**Supplied data**
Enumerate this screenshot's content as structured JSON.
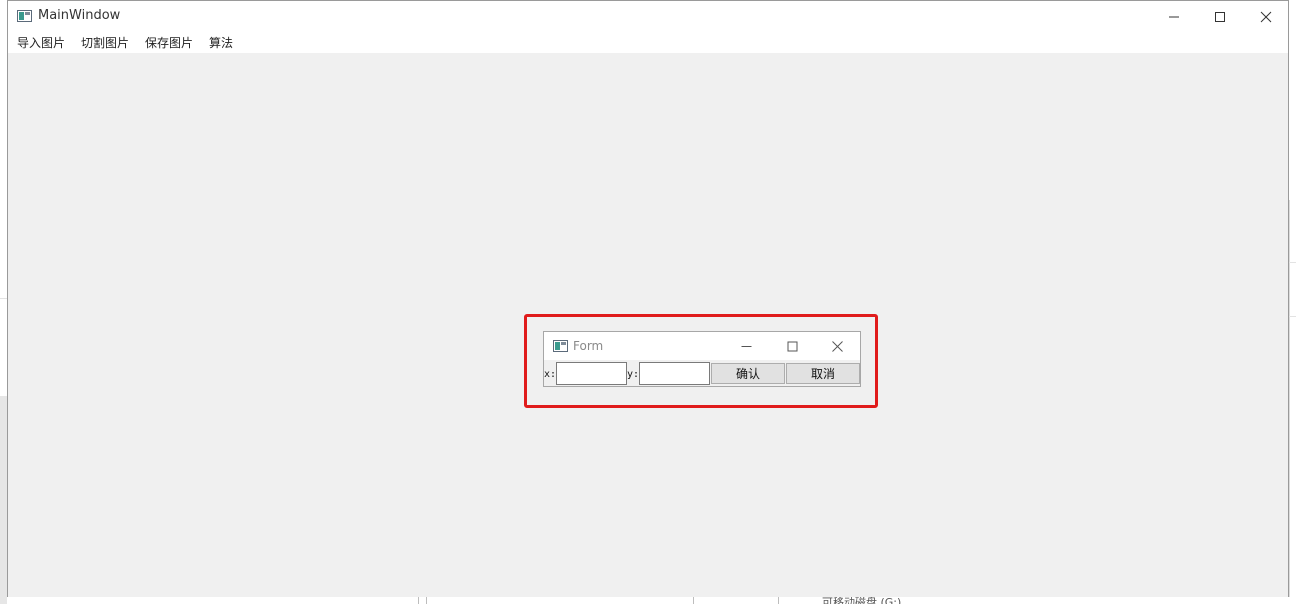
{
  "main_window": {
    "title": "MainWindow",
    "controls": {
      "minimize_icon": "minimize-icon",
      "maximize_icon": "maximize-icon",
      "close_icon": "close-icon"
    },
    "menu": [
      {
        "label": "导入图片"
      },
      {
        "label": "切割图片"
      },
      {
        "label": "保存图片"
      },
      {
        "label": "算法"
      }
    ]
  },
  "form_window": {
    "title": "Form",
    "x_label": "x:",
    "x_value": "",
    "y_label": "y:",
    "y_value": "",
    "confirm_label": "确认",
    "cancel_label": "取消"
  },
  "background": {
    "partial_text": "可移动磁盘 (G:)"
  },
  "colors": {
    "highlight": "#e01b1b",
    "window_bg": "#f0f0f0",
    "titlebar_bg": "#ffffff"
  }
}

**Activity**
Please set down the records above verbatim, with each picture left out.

**Response box**
Enumerate this screenshot's content as structured JSON.
{
  "main_window": {
    "title": "MainWindow",
    "controls": {
      "minimize_icon": "minimize-icon",
      "maximize_icon": "maximize-icon",
      "close_icon": "close-icon"
    },
    "menu": [
      {
        "label": "导入图片"
      },
      {
        "label": "切割图片"
      },
      {
        "label": "保存图片"
      },
      {
        "label": "算法"
      }
    ]
  },
  "form_window": {
    "title": "Form",
    "x_label": "x:",
    "x_value": "",
    "y_label": "y:",
    "y_value": "",
    "confirm_label": "确认",
    "cancel_label": "取消"
  },
  "background": {
    "partial_text": "可移动磁盘 (G:)"
  },
  "colors": {
    "highlight": "#e01b1b",
    "window_bg": "#f0f0f0",
    "titlebar_bg": "#ffffff"
  }
}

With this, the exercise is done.